The figure below highlights the fidelity of this measurement. The left panel shows the lower divertor tiles, made of graphite, in DIII-D. Measured molecular deuterium emission is overlaid in yellow, and distinct bands are clearly identified. These are labeled as the Primary Inner Strike Point (ISP) and lobes. The inner strike point is closer to the center of the tokamak, while the outer strike point hits closer to outermost wall, i.e., largest major radius. A traditional imaging measurement of Balmer-alpha light at 656 nm is shown in the right panel, where the distinct divertor strikes, which are actually well localized on the tiles, appear as a more evenly blended mash between the X-point and inner strike point.

(Left) Well defined footprint of plasma power striking the lower floor tiles, seen as yellow overlay. (Right) Standard imaging techniques show this footprint as a smeared, poorly defined region, as indicated between the ISP and X-point labels. Taken from Moyer, Bykov, et al., Rev. Sci. Instrum. 89, 10E106 (2018).

Rick Moyer, a Ph.D. plasma physicist within the UCSD CER, and co-recipient of the 2018 John Dawson Award for Excellence in Plasma Physics, discusses the importance of Igor’s work in the development of fusion research. “Understanding the ways deuterium ions interact at the plasma-wall boundary is crucial because deuterium is so important in the fusion reaction. When these ions come in contact with the wall of the tokamak, many things can happen: They can exchange charge with the wall (becoming neutral), they can recombine and form molecules, and they can be absorbed by the wall. This leads into why Igor’s work is so important for the next generation of fusion devices. At DIII-D, the tokamak walls are made of graphite, which absorbs and retains deuterium. However, the newer tokamaks have walls made of tungsten, which does not have this behavior. Igor’s work in spectroscopy gives us information that helps us understand how these plasma-wall processes differ from graphite to tungsten walls. In addition, by using the imaging of the same atomic and molecular processes at the divertor target, we are able to test and validate model predictions for how our 3D magnetic fields affect the plasma.”

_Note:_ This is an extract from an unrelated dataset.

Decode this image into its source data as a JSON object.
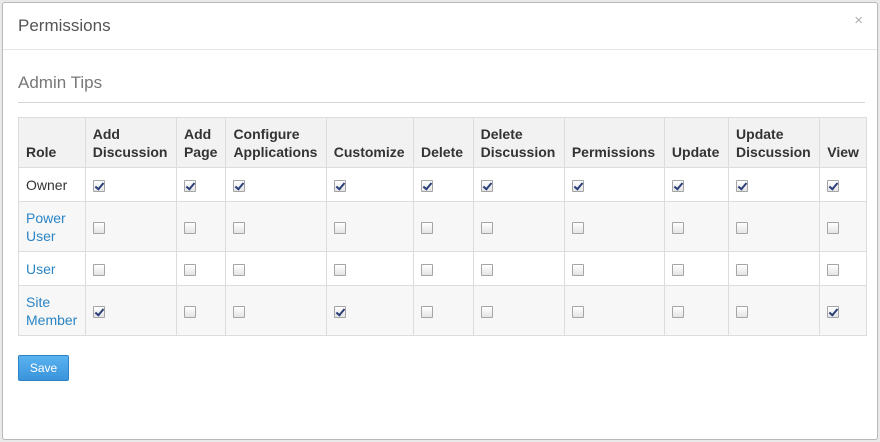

Igor Bykov (right) and Rick Moyer (left) work on taking their optical setup into the next generation by improving photon efficiency and temporal resolution.

The value of this diagnostic development extends beyond strike point splitting. Acquiring images of the plasma with kHz sampling rate informs experiments across a wide range of fusion research. Bykov’s system is in such high demand that the facility had to mark it as a “limited resource system” to authorize special resources that help keep it running safely and effectively. As the leader of the Advanced Materials Validation group within the DIII-D program, Tyler Abrams, Ph.D., appreciates the effort required to obtain these measurements. “Igor is an excellent spectroscopist. He has a really good intuition for how to build clever diagnostics to make very difficult measurements. His project involves discriminating between the atomic and molecular deuterium at a very high time and spatial resolution, which is extremely challenging. He is an extremely hard worker and is perhaps the first person to ever really successfully make these measurements.”

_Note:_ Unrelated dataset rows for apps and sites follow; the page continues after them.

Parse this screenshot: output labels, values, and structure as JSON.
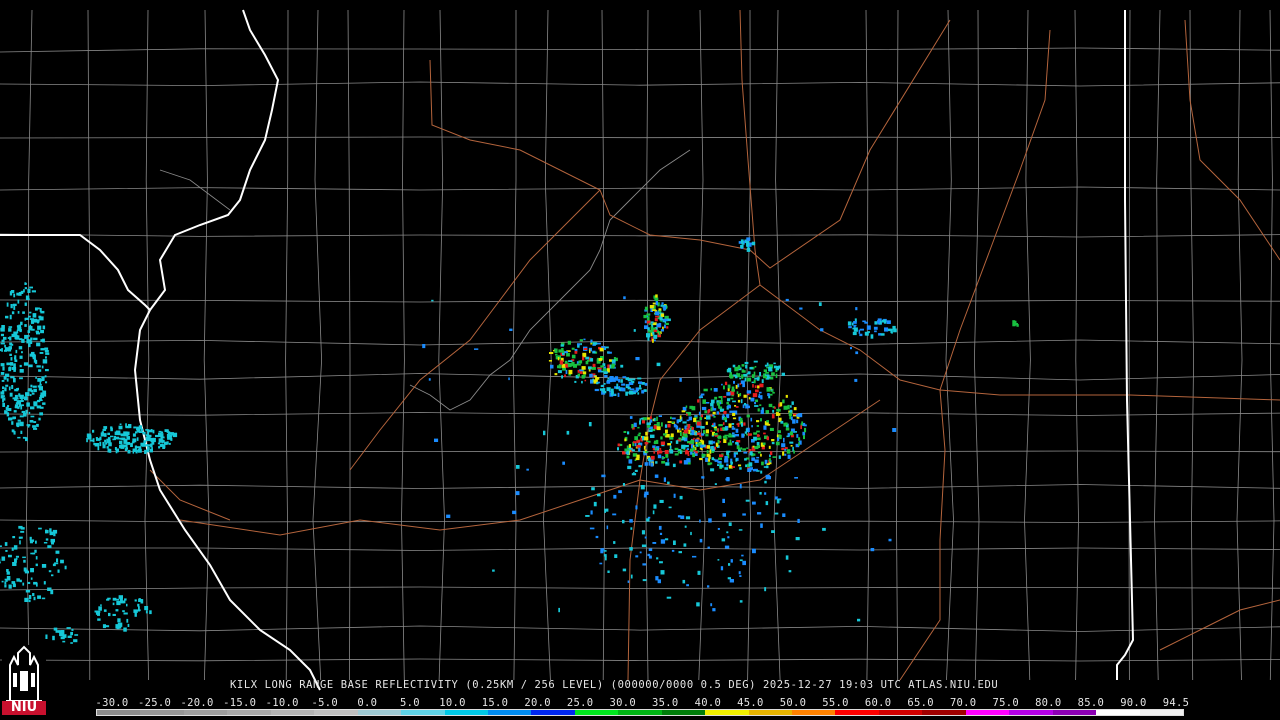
{
  "product": {
    "caption": "KILX LONG RANGE BASE REFLECTIVITY (0.25KM / 256 LEVEL) (000000/0000 0.5 DEG) 2025-12-27 19:03 UTC  ATLAS.NIU.EDU"
  },
  "colorbar": {
    "labels": [
      "-30.0",
      "-25.0",
      "-20.0",
      "-15.0",
      "-10.0",
      "-5.0",
      "0.0",
      "5.0",
      "10.0",
      "15.0",
      "20.0",
      "25.0",
      "30.0",
      "35.0",
      "40.0",
      "45.0",
      "50.0",
      "55.0",
      "60.0",
      "65.0",
      "70.0",
      "75.0",
      "80.0",
      "85.0",
      "90.0",
      "94.5"
    ],
    "colors": [
      "#8c8c8c",
      "#959595",
      "#9e9e9e",
      "#a8a8a8",
      "#b3b3b3",
      "#bfbfbf",
      "#9ec9d3",
      "#5fd3e6",
      "#00c8e6",
      "#008cf0",
      "#0028f0",
      "#00e61e",
      "#00b414",
      "#007d0a",
      "#f0f000",
      "#e6b400",
      "#ff8200",
      "#ff0000",
      "#d20000",
      "#a00000",
      "#ff00ff",
      "#b400e6",
      "#8c00b4",
      "#ffffff",
      "#f0f0f0"
    ]
  },
  "logo": {
    "text": "NIU"
  },
  "map_style": {
    "background": "#000000",
    "county_line_color": "#8a8a8a",
    "state_line_color": "#ffffff",
    "road_color": "#b4643c",
    "echo_light": "#16c8d8",
    "echo_mid": "#1a8cff",
    "echo_green": "#18c040",
    "echo_yellow": "#e6e600",
    "echo_red": "#e61e1e"
  }
}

This work is supported in part by the U.S. Department of Energy, Office of Science, Office of Fusion Energy Sciences, using the DIII-D National Fusion Facility, a DOE Office of Science user facility, under Award DE-FC02-04ER54698, DE-FG02-07ER54917, and DE-FG02-05ER54809.

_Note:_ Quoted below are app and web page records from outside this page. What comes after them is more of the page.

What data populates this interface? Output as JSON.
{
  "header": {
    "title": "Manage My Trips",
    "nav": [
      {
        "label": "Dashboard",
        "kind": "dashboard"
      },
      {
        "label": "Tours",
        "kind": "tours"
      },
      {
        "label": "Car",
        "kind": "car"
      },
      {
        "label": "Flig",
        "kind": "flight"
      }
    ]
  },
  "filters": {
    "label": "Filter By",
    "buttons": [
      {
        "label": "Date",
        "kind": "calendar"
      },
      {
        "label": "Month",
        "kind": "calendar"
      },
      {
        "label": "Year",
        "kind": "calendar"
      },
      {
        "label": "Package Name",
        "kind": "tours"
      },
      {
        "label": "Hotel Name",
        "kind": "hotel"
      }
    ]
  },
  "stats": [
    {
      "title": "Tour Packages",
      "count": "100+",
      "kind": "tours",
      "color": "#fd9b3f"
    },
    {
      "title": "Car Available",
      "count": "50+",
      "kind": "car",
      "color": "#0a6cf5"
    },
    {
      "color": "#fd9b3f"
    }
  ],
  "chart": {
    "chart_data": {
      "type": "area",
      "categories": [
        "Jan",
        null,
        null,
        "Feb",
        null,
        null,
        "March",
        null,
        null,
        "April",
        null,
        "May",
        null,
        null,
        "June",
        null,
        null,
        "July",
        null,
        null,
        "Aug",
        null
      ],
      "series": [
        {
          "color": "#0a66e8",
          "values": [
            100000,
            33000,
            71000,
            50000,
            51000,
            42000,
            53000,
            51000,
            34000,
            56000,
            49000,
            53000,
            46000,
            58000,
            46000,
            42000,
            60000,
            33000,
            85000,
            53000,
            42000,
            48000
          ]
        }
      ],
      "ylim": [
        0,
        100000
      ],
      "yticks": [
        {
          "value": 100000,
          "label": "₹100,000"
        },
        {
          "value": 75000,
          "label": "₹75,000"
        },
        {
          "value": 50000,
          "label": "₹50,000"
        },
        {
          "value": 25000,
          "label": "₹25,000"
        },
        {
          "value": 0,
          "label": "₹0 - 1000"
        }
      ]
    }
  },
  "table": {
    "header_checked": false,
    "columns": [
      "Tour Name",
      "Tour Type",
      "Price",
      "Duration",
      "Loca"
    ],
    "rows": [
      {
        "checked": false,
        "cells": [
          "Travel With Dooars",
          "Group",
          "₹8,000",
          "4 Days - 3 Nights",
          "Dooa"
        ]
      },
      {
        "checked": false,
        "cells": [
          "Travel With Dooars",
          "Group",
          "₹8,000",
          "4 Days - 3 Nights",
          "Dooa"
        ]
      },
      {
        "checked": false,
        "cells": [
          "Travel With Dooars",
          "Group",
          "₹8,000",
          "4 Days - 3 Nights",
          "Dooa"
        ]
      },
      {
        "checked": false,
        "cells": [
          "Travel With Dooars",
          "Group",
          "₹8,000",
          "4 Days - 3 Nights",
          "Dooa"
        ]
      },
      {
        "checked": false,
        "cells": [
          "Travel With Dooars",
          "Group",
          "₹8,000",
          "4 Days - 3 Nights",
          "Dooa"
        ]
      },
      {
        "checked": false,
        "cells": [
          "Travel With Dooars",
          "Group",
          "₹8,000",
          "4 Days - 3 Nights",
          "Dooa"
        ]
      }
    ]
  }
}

Additional Information:

U.S. Department of Energy, Office of Science, Office of Fusion Energy Sciences –

DIII-D National Fusion Facility –


UCSD Center for Energy Research –

KTH Royal Institute –

Phantom High Speed Cameras –

Rick Moyer’s Dawson Award citation –

R.A. Moyer, I. Bykov, et al., “Imaging divertor strike point splitting in RMP ELM suppression experiments in the DIII-D tokamak,” Rev. Sci. Instrum. 89, 10E106 (2018)

Leave a Reply